We then went to the Cistercian Abbey Mount St. Joseph Abbey, which was founded in 1878. We had lunch there in the guest house and then a tour through the monastery and it's library:
This was the end of our WAC-6 post-congress tour and we returned safely to Dublin. So this is my last night on the UCD campus.
Sunday, July 06, 2008
We had lunch at the wonderful and recently opened 'An Fulacht Fia' which is the name of a prehistoric cooking place. If you ever happen to be in this area don't miss the oppotunity to have lunch or dinner at this stylish restaurant...their homebaked bread is heavenly and the view (the Atlantic) is fantastic, too.
And the best for last, a Portal Dolmen with 20 burials from 3800 to 3200 BC, called Poulnabrone.
Saturday, July 05, 2008
Next stop was the partially drained Lough Gur, a horseshoe-shaped lake with loads of archaeology around it. No wonder it is such a pretty area, I would have settled there, too. Although some people probably would complain because of all the wetland insects.
This is Bouchiers castle, a five storey tower built by the Anglo-Norman in the 14th century:
It was a long but very rewarding day and we finished it off with a wonderful dinner at the Kilmurry Lodge Hotel:
Thursday, July 03, 2008
The second session was about seasonality and rock art and a number of presentations were really interesting, especially one from South Central Africa that linked the depicted signs to initiation rites through ethnographical examples. There were also wacky ones that tried to link the megalithic art of Irish passage tombs to the spawning of salmon. According to Robert Hensey the motif on the lower left are fish scales of salmon. Well, it didn't convince me at the least.
During lunch break there was a plenary session about Tara and the new M3 motorway with many supporters (the minister, a local, and the excavation contract company) but also some archaeologist and students that accused them of falsifying data, bullying people and so on. Hopefully a landscape that is so important for the history of Ireland can be saved. But since money rules the world I fear we will lose this archaeologically and historically rich landscape around the hill of Tara.

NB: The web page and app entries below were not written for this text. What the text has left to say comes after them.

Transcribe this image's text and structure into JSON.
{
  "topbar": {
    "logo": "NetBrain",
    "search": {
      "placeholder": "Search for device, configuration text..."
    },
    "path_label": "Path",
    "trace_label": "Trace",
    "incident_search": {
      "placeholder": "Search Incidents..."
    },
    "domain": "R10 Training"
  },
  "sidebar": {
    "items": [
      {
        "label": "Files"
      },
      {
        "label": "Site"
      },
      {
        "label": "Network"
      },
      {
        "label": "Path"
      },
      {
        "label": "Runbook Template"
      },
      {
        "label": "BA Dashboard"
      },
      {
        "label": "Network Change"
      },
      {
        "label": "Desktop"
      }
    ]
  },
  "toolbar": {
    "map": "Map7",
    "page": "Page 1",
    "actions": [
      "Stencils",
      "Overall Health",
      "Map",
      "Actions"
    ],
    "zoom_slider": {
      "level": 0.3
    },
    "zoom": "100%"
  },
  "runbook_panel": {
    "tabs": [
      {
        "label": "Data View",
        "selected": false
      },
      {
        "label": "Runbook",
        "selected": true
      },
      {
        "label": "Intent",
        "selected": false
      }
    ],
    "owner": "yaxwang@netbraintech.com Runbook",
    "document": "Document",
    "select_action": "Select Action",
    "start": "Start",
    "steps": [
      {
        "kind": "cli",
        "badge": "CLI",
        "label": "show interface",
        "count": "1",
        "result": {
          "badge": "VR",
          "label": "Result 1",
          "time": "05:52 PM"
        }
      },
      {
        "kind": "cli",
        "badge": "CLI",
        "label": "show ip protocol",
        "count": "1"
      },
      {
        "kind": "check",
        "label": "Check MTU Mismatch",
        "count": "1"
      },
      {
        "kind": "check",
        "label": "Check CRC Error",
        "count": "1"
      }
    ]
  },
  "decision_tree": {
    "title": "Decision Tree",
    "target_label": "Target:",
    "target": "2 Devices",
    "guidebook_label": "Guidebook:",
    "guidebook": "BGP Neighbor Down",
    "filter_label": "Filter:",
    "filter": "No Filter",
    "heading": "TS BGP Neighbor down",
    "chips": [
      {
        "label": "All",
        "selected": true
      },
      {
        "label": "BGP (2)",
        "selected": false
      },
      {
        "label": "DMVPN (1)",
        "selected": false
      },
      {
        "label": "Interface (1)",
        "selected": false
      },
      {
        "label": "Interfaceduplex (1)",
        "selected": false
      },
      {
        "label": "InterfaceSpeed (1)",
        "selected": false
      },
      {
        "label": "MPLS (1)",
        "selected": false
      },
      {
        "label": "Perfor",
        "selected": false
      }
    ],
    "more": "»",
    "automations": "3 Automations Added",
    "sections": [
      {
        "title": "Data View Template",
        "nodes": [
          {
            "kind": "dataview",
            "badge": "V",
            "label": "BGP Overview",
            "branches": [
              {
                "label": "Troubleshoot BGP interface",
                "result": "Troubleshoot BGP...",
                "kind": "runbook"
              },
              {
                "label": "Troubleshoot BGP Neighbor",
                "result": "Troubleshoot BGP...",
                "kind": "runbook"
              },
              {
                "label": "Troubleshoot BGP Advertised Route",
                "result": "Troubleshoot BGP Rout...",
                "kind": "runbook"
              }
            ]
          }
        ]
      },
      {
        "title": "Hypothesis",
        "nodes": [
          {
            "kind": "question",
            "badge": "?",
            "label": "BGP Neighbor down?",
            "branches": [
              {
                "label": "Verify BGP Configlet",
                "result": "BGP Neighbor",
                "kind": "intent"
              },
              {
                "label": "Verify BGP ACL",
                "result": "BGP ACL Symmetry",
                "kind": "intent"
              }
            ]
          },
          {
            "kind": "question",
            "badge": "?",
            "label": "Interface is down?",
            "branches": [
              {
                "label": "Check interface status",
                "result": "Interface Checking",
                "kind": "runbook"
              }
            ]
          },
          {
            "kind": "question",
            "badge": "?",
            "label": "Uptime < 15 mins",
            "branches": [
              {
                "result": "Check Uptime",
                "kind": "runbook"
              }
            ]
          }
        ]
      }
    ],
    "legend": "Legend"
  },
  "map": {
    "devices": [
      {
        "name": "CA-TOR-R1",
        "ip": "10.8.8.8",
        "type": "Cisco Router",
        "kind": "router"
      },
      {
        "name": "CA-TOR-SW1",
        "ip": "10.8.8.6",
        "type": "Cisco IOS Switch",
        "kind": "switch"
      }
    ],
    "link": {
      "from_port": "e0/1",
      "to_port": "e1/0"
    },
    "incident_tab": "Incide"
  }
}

The last session was about rock art again and this one was really crazy. A lady tried to associate Palaeolithic cave art with mentally ill people, and a Professor from Toronto tried, with the help of a numerologist, to make an alphabet out of Palaeolithic abstract signs. The best part was how a museum in Portugal tried to bring rock art and people together and the contribution from George Nash who re-studied megalithic art and found a lot of up to now not detected motifs, from simple cupmarks to wonderfully pecked feet.
In the evening was the WAC party with -not only Guiness- but also a bronze caster
and a group of musicians:
You see, it was a long day again.